HOLLY

Adult Subject Matter

Content -2
Quality
None Light Moderate Heavy
Language        
Violence        
Sex        
Nudity        

Release Date: November 09, 2007

Starring: Ron Livingston, Thuy Nguyen, Virginie Ledoyen, Chris Penn, and Udo Kier

Genre: Drama

Audience: Adults

Rating: R

Runtime: 113 minutes

Address Comments To:

Marty Zeidman, President
Slowhand Cinema Releasing
4751 Wilshire Blvd., 3rd Floor
Los Angeles, CA 90010
Phone: (323) 549-4316
Fax: (323) 549-4314

Content:

(BB, LL, VV, S, N, A, D, M) Strong moral worldview in a story calling on the world to stop the sex slave trade, especially that preying on vulnerable children; 21 obscenities (including some “f” words) and one light profanity; brief strong violence such as two men chase girl, man and woman hit girl, man beaten up, explosion, and man hit with bottle; implied pedophilia, theme of prostitution and men are propositioned by young women and children; brief upper male nudity; alcohol use; smoking; and, gambling, lying and two brief examples of police corruption.

Summary:

HOLLY is an independent movie dealing with the horrible issue of the sex trade in Asia, with a story about an American living in Cambodia who tries to save a 12-year-old Vietnamese girl.

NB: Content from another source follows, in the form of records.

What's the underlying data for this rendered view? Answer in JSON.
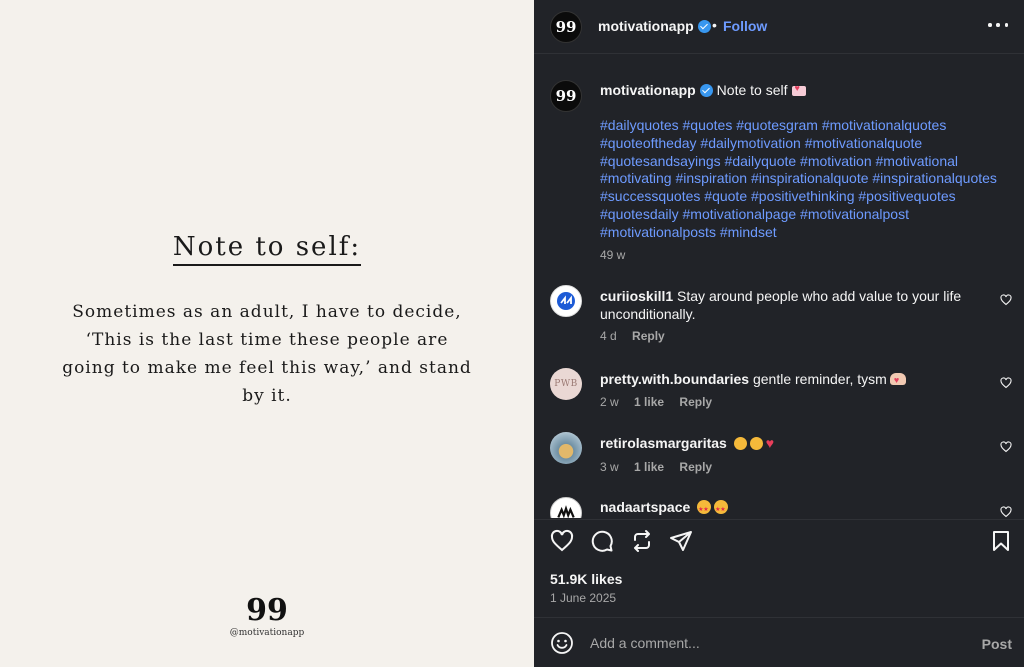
{
  "media": {
    "title": "Note to self:",
    "body": "Sometimes as an adult, I have to decide, ‘This is the last time these people are going to make me feel this way,’ and stand by it.",
    "quote_mark": "99",
    "handle": "@motivationapp"
  },
  "header": {
    "username": "motivationapp",
    "separator": "•",
    "follow_label": "Follow",
    "avatar_glyph": "99"
  },
  "caption": {
    "username": "motivationapp",
    "text": "Note to self",
    "hashtags": "#dailyquotes #quotes #quotesgram #motivationalquotes #quoteoftheday #dailymotivation #motivationalquote #quotesandsayings #dailyquote #motivation #motivational #motivating #inspiration #inspirationalquote #inspirationalquotes #successquotes #quote #positivethinking #positivequotes #quotesdaily #motivationalpage #motivationalpost #motivationalposts #mindset",
    "time": "49 w"
  },
  "comments": [
    {
      "username": "curiioskill1",
      "text": "Stay around people who add value to your life unconditionally.",
      "time": "4 d",
      "likes": "",
      "reply_label": "Reply",
      "avatar": "curiio-logo"
    },
    {
      "username": "pretty.with.boundaries",
      "text": "gentle reminder, tysm",
      "time": "2 w",
      "likes": "1 like",
      "reply_label": "Reply",
      "avatar_text": "PWB"
    },
    {
      "username": "retirolasmargaritas",
      "text": "",
      "time": "3 w",
      "likes": "1 like",
      "reply_label": "Reply",
      "avatar": "flower-photo"
    },
    {
      "username": "nadaartspace",
      "text": "",
      "avatar": "nada-logo"
    }
  ],
  "footer": {
    "likes": "51.9K likes",
    "date": "1 June 2025",
    "comment_placeholder": "Add a comment...",
    "post_label": "Post"
  },
  "colors": {
    "panel_bg": "#212328",
    "link_blue": "#6e9bff",
    "media_bg": "#f4f1ec",
    "verified": "#3897f0"
  }
}
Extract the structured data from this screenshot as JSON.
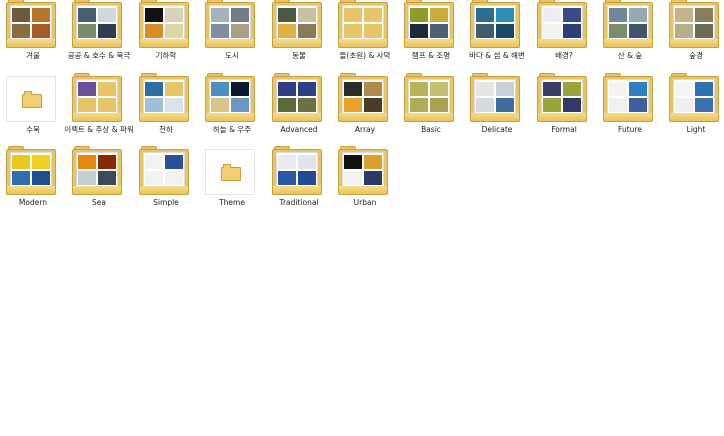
{
  "folders": [
    {
      "label": "겨울",
      "thumbs": [
        "#6e5a3c",
        "#b6762e",
        "#8c6b3f",
        "#a65a25"
      ]
    },
    {
      "label": "공공 & 호수 & 북극",
      "thumbs": [
        "#4a5d72",
        "#cfd8df",
        "#7a8b6a",
        "#2f3d52"
      ]
    },
    {
      "label": "기하학",
      "thumbs": [
        "#111111",
        "#d9d2b8",
        "#e08a26",
        "#dcd7a5"
      ]
    },
    {
      "label": "도시",
      "thumbs": [
        "#a8b2ba",
        "#6f7c88",
        "#7f8f9e",
        "#a89f86"
      ]
    },
    {
      "label": "동물",
      "thumbs": [
        "#4b5a3f",
        "#c8c0a4",
        "#e0b040",
        "#8a7a57"
      ]
    },
    {
      "label": "들(초원) & 사막",
      "thumbs": [
        "#e7c468",
        "#e7c468",
        "#e7c468",
        "#e7c468"
      ]
    },
    {
      "label": "램프 & 조명",
      "thumbs": [
        "#8e9b2b",
        "#c9ad3b",
        "#1d2a3a",
        "#4c5f73"
      ]
    },
    {
      "label": "바다 & 섬 & 해변",
      "thumbs": [
        "#2d6d8f",
        "#2b8fb8",
        "#3e5d6c",
        "#1a4a66"
      ]
    },
    {
      "label": "배경?",
      "thumbs": [
        "#ececf3",
        "#3a4a8a",
        "#f3f3f3",
        "#2c3e78"
      ]
    },
    {
      "label": "산 & 숲",
      "thumbs": [
        "#6f8798",
        "#97a9b4",
        "#7b8e6b",
        "#3f5569"
      ]
    },
    {
      "label": "숲경",
      "thumbs": [
        "#c6b38a",
        "#8a7d5c",
        "#b8ad8a",
        "#6d6a55"
      ]
    },
    {
      "label": "수묵",
      "plain": true
    },
    {
      "label": "이펙트 & 추상 & 파워",
      "thumbs": [
        "#6a4f9a",
        "#e7c468",
        "#e7c468",
        "#e7c468"
      ]
    },
    {
      "label": "천하",
      "thumbs": [
        "#2f6ea3",
        "#e7c468",
        "#9fbedb",
        "#d9e3ec"
      ]
    },
    {
      "label": "하늘 & 우주",
      "thumbs": [
        "#4f8fbf",
        "#0c1830",
        "#d9c58a",
        "#6e98c2"
      ]
    },
    {
      "label": "Advanced",
      "thumbs": [
        "#2f3f85",
        "#2f3f85",
        "#5a6a3a",
        "#6d7142"
      ]
    },
    {
      "label": "Array",
      "thumbs": [
        "#2a2a2a",
        "#b08a4a",
        "#e9a22a",
        "#4a3a2a"
      ]
    },
    {
      "label": "Basic",
      "thumbs": [
        "#b8b35a",
        "#c4c070",
        "#b0ab55",
        "#a8a24e"
      ]
    },
    {
      "label": "Delicate",
      "thumbs": [
        "#e6e6e6",
        "#c8d0d8",
        "#d4dae0",
        "#3f6f9f"
      ]
    },
    {
      "label": "Formal",
      "thumbs": [
        "#3a3f6a",
        "#9aa23a",
        "#9aa23a",
        "#2f3a66"
      ]
    },
    {
      "label": "Future",
      "thumbs": [
        "#f3f3f3",
        "#2f7fc2",
        "#f0f0f0",
        "#3f5f9f"
      ]
    },
    {
      "label": "Light",
      "thumbs": [
        "#f4f4f4",
        "#2f6fb2",
        "#eeeeee",
        "#3f6faf"
      ]
    },
    {
      "label": "Modern",
      "thumbs": [
        "#e8c820",
        "#f0d020",
        "#2e6fae",
        "#1f4f8f"
      ]
    },
    {
      "label": "Sea",
      "thumbs": [
        "#e28a10",
        "#8a2a05",
        "#c7cdd4",
        "#3a4a5a"
      ]
    },
    {
      "label": "Simple",
      "thumbs": [
        "#f2f2f2",
        "#2c4f9a",
        "#f2f2f2",
        "#f2f2f2"
      ]
    },
    {
      "label": "Theme",
      "plain": true
    },
    {
      "label": "Traditional",
      "thumbs": [
        "#e9ebef",
        "#dfe3ea",
        "#2a58a8",
        "#1f4a94"
      ]
    },
    {
      "label": "Urban",
      "thumbs": [
        "#111111",
        "#d9a030",
        "#f2f2f2",
        "#2b3a6a"
      ]
    }
  ]
}
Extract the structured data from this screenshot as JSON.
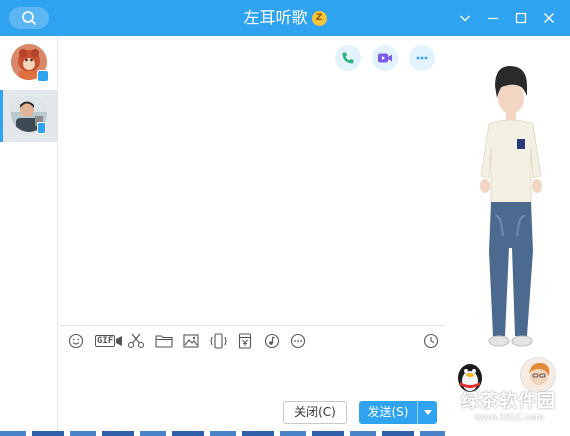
{
  "window": {
    "title": "左耳听歌",
    "vip_badge": "Z",
    "accent": "#2fa2f0"
  },
  "titlebar": {
    "search_icon": "search-icon",
    "buttons": [
      "chevron-down-icon",
      "minimize-icon",
      "maximize-icon",
      "close-icon"
    ]
  },
  "sidebar": {
    "contacts": [
      {
        "name": "group-avatar",
        "selected": false
      },
      {
        "name": "contact-avatar",
        "selected": true
      }
    ]
  },
  "chat": {
    "call_buttons": [
      "voice-call-icon",
      "video-call-icon",
      "more-icon"
    ],
    "toolbar": {
      "gif_label": "GIF",
      "icons": [
        "emoji-icon",
        "gif-icon",
        "screenshot-scissors-icon",
        "folder-icon",
        "image-icon",
        "shake-icon",
        "red-packet-icon",
        "music-icon",
        "more-icon",
        "history-clock-icon"
      ]
    },
    "close_button": "关闭(C)",
    "send_button": "发送(S)"
  },
  "watermark": {
    "text": "绿茶软件园",
    "url": "www.33LC.com"
  }
}
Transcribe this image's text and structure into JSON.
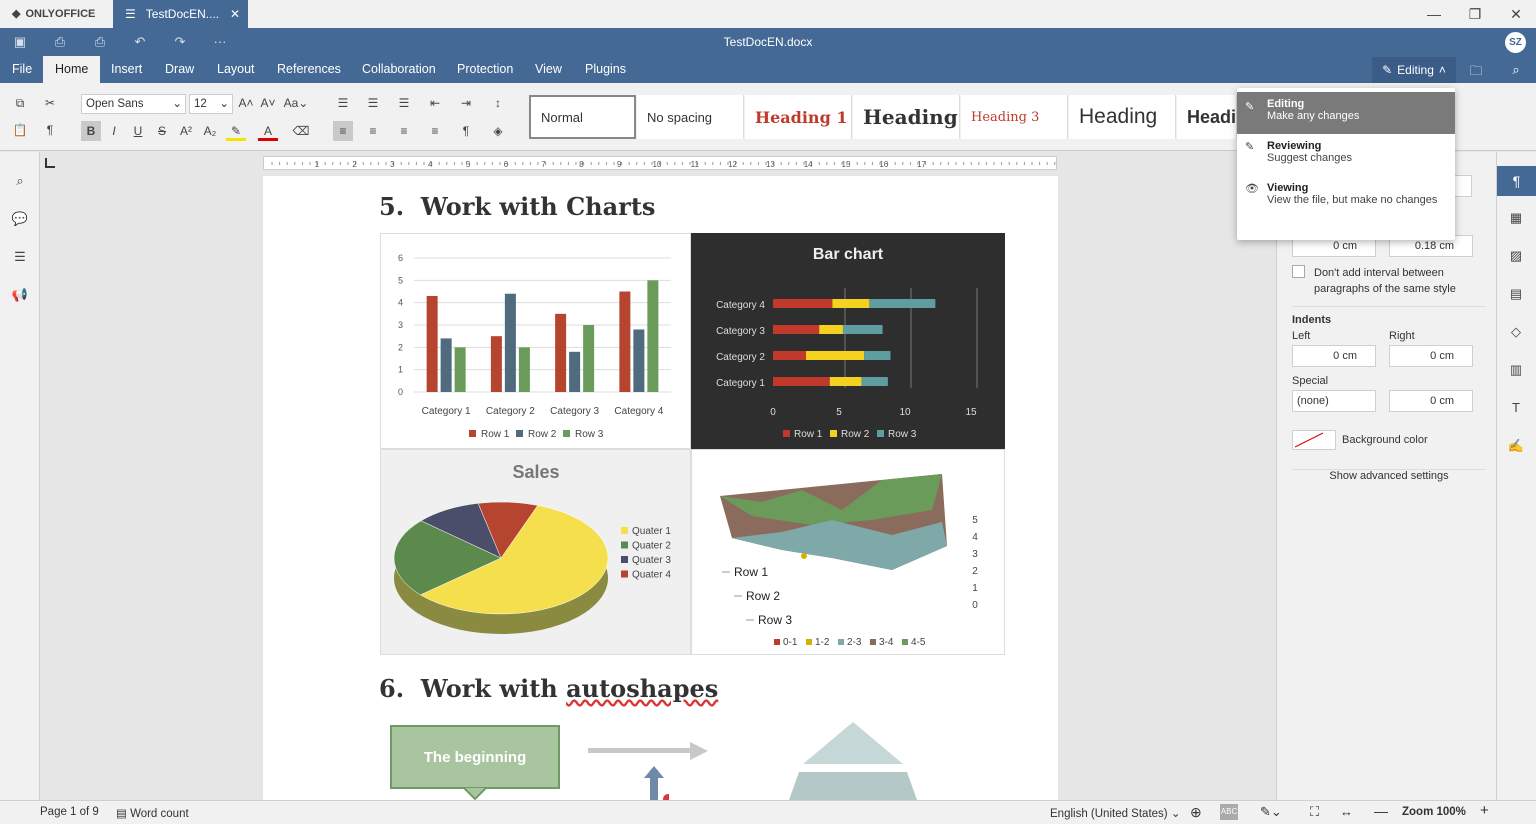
{
  "app": {
    "logo": "ONLYOFFICE",
    "tab": "TestDocEN....",
    "title": "TestDocEN.docx",
    "avatar": "SZ"
  },
  "menu": [
    "File",
    "Home",
    "Insert",
    "Draw",
    "Layout",
    "References",
    "Collaboration",
    "Protection",
    "View",
    "Plugins"
  ],
  "editing_button": "Editing",
  "font": {
    "name": "Open Sans",
    "size": "12"
  },
  "styles": [
    "Normal",
    "No spacing",
    "Heading 1",
    "Heading",
    "Heading 3",
    "Heading",
    "Headi"
  ],
  "mode_menu": [
    {
      "title": "Editing",
      "desc": "Make any changes"
    },
    {
      "title": "Reviewing",
      "desc": "Suggest changes"
    },
    {
      "title": "Viewing",
      "desc": "View the file, but make no changes"
    }
  ],
  "doc": {
    "heading5": {
      "num": "5.",
      "text": "Work with Charts"
    },
    "heading6": {
      "num": "6.",
      "text_a": "Work with ",
      "text_b": "autoshapes"
    },
    "shape_label": "The beginning"
  },
  "chart_data": [
    {
      "type": "bar",
      "categories": [
        "Category 1",
        "Category 2",
        "Category 3",
        "Category 4"
      ],
      "series": [
        {
          "name": "Row 1",
          "values": [
            4.3,
            2.5,
            3.5,
            4.5
          ]
        },
        {
          "name": "Row 2",
          "values": [
            2.4,
            4.4,
            1.8,
            2.8
          ]
        },
        {
          "name": "Row 3",
          "values": [
            2,
            2,
            3,
            5
          ]
        }
      ],
      "yticks": [
        "0",
        "1",
        "2",
        "3",
        "4",
        "5",
        "6"
      ],
      "ylim": [
        0,
        6
      ],
      "colors": [
        "#b5452e",
        "#4f6b7d",
        "#6a9b5b"
      ]
    },
    {
      "type": "bar",
      "title": "Bar chart",
      "orientation": "horizontal",
      "stacked": true,
      "categories": [
        "Category 1",
        "Category 2",
        "Category 3",
        "Category 4"
      ],
      "series": [
        {
          "name": "Row 1",
          "values": [
            4.3,
            2.5,
            3.5,
            4.5
          ]
        },
        {
          "name": "Row 2",
          "values": [
            2.4,
            4.4,
            1.8,
            2.8
          ]
        },
        {
          "name": "Row 3",
          "values": [
            2,
            2,
            3,
            5
          ]
        }
      ],
      "xticks": [
        "0",
        "5",
        "10",
        "15"
      ],
      "xlim": [
        0,
        15
      ],
      "colors": [
        "#c0392b",
        "#f5d21f",
        "#5f9ea0"
      ]
    },
    {
      "type": "pie",
      "title": "Sales",
      "labels": [
        "Quater 1",
        "Quater 2",
        "Quater 3",
        "Quater 4"
      ],
      "values": [
        58,
        23,
        10,
        9
      ],
      "colors": [
        "#f5df4d",
        "#5c8a4c",
        "#4b4e6b",
        "#b5452e"
      ]
    },
    {
      "type": "area",
      "rows": [
        "Row 1",
        "Row 2",
        "Row 3"
      ],
      "zticks": [
        "0",
        "1",
        "2",
        "3",
        "4",
        "5"
      ],
      "legend": [
        "0-1",
        "1-2",
        "2-3",
        "3-4",
        "4-5"
      ],
      "colors": [
        "#c0392b",
        "#d4b300",
        "#7fa9a9",
        "#8b6b5b",
        "#6a9b5b"
      ]
    }
  ],
  "right_panel": {
    "spacing_before": "0 cm",
    "spacing_after": "0.18 cm",
    "checkbox_label": "Don't add interval between paragraphs of the same style",
    "indents": "Indents",
    "left": "Left",
    "right": "Right",
    "left_val": "0 cm",
    "right_val": "0 cm",
    "special": "Special",
    "special_val": "(none)",
    "special_amount": "0 cm",
    "background_color": "Background color",
    "advanced": "Show advanced settings"
  },
  "status": {
    "page": "Page 1 of 9",
    "word_count": "Word count",
    "language": "English (United States)",
    "zoom": "Zoom 100%"
  }
}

The movie handles this subject matter in as tasteful a way as it can be handled, but otherwise pulls no punches in detailing the tragic nature of this story, which has countless examples in real life for oppressed and abused Asian girls and young women.

Review:

HOLLY is an independent movie dealing with the horrible issue of the sex trade in Cambodia and Thailand, especially the sex trade preying on children. As such, it is meant to provoke action against the sex trade on the part of people in industrialized nations like the United States, Japan, England, etc.

The movie stars Ron Livingston as Patrick, an American card shark and dealer in stolen artifacts. Patrick has been “comfortably numb” in Cambodia for years when he encounters Holly, a 12-year-old Vietnamese girl who has been sold into the sex trade. Holly has yet to begin her career as a prostitute, so her virginity is a lucrative prize. Though he has long known what goes on in Cambodia, Patrick is touched by Holly’s story. That, and his guilt about his apathetic lifestyle, leads him to return to buy her back from the rural house where she’s been enslaved. Patrick learns, however, that Holly has been sold to a child trafficker in Phnom Penh. He goes on a frantic search for her, but finds that she has escaped, only to be grabbed by another child trafficker. Saving Holly, and himself, may be harder than Patrick expected.

HOLLY, the movie, handles this subject matter in as tasteful a way as it can be handled. Though the movie has its lighter moments, especially in scenes where Patrick is getting to know Holly, the script piles on the tragic circumstances of Holly’s situation to the point that it overwhelms the viewer. Thus, the movie becomes more of a call to action than a cathartic experience. As such, the movie is very effective, though perhaps not completely satisfying.

Because of the subject matter, and some strong foul language, MOVIEGUIDE® advises extreme caution.

In Brief:

HOLLY is an independent movie dealing with the horrible issue of the sex trade in Asia, especially the trade involving children. The movie stars Ron Livingston as Patrick, an American card shark and dealer in stolen artifacts. Patrick has been “comfortably numb” in Cambodia for years when he encounters Holly, a 12-year-old Vietnamese girl who has been sold into the sex trade. Patrick is touched by Holly’s story. He goes to buy her back from the house that claims her but learns that Holly has been sold to another trafficker. Patrick searches frantically for Holly, but saving Holly may be harder than he expected.

HOLLY, the movie, handles this difficult subject matter as tastefully as it can be handled. Though it has its lighter moments, especially in scenes where Patrick is getting to know Holly, the script piles on the tragic circumstances of Holly’s situation to the point that it overwhelms the viewer. Thus, the movie becomes more of a call to action than a cathartic experience. As such, the movie is very effective, though perhaps not completely satisfying. Because of the subject matter and some strong obscenities, MOVIEGUIDE® advises extreme caution.